Each record is to be printed exactly as given, down to the last mark.

● **THE RECORDS**:
• • • •
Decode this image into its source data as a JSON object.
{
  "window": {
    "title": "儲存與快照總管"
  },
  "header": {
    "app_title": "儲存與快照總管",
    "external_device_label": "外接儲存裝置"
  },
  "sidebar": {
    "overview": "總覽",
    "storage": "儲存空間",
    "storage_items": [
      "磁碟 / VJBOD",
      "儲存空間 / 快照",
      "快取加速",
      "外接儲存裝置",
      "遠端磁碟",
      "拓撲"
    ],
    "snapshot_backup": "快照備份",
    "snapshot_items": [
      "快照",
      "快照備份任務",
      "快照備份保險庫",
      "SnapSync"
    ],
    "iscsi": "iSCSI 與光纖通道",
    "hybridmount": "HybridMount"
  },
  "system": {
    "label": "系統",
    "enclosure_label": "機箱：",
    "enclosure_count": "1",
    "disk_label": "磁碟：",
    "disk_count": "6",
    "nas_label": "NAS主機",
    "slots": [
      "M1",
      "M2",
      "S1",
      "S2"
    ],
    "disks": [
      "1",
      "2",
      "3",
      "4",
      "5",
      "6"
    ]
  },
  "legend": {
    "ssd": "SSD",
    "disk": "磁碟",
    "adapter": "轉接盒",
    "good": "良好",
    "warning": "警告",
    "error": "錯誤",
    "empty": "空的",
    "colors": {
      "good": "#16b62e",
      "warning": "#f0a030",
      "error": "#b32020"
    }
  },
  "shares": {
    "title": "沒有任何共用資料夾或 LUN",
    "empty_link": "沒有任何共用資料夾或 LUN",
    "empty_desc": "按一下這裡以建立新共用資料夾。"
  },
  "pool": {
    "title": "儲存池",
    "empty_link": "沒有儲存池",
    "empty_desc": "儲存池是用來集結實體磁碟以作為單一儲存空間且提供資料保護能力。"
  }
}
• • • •
● **ANSWER TO THE PROBLEM**:
Decode this image into its source data as a JSON object.
{
  "window": {
    "title": "儲存與快照總管"
  },
  "header": {
    "app_title": "儲存與快照總管",
    "external_device_label": "外接儲存裝置"
  },
  "sidebar": {
    "overview": "總覽",
    "storage": "儲存空間",
    "storage_items": [
      "磁碟 / VJBOD",
      "儲存空間 / 快照",
      "快取加速",
      "外接儲存裝置",
      "遠端磁碟",
      "拓撲"
    ],
    "snapshot_backup": "快照備份",
    "snapshot_items": [
      "快照",
      "快照備份任務",
      "快照備份保險庫",
      "SnapSync"
    ],
    "iscsi": "iSCSI 與光纖通道",
    "hybridmount": "HybridMount"
  },
  "system": {
    "label": "系統",
    "enclosure_label": "機箱：",
    "enclosure_count": "1",
    "disk_label": "磁碟：",
    "disk_count": "6",
    "nas_label": "NAS主機",
    "slots": [
      "M1",
      "M2",
      "S1",
      "S2"
    ],
    "disks": [
      "1",
      "2",
      "3",
      "4",
      "5",
      "6"
    ]
  },
  "legend": {
    "ssd": "SSD",
    "disk": "磁碟",
    "adapter": "轉接盒",
    "good": "良好",
    "warning": "警告",
    "error": "錯誤",
    "empty": "空的",
    "colors": {
      "good": "#16b62e",
      "warning": "#f0a030",
      "error": "#b32020"
    }
  },
  "shares": {
    "title": "沒有任何共用資料夾或 LUN",
    "empty_link": "沒有任何共用資料夾或 LUN",
    "empty_desc": "按一下這裡以建立新共用資料夾。"
  },
  "pool": {
    "title": "儲存池",
    "empty_link": "沒有儲存池",
    "empty_desc": "儲存池是用來集結實體磁碟以作為單一儲存空間且提供資料保護能力。"
  }
}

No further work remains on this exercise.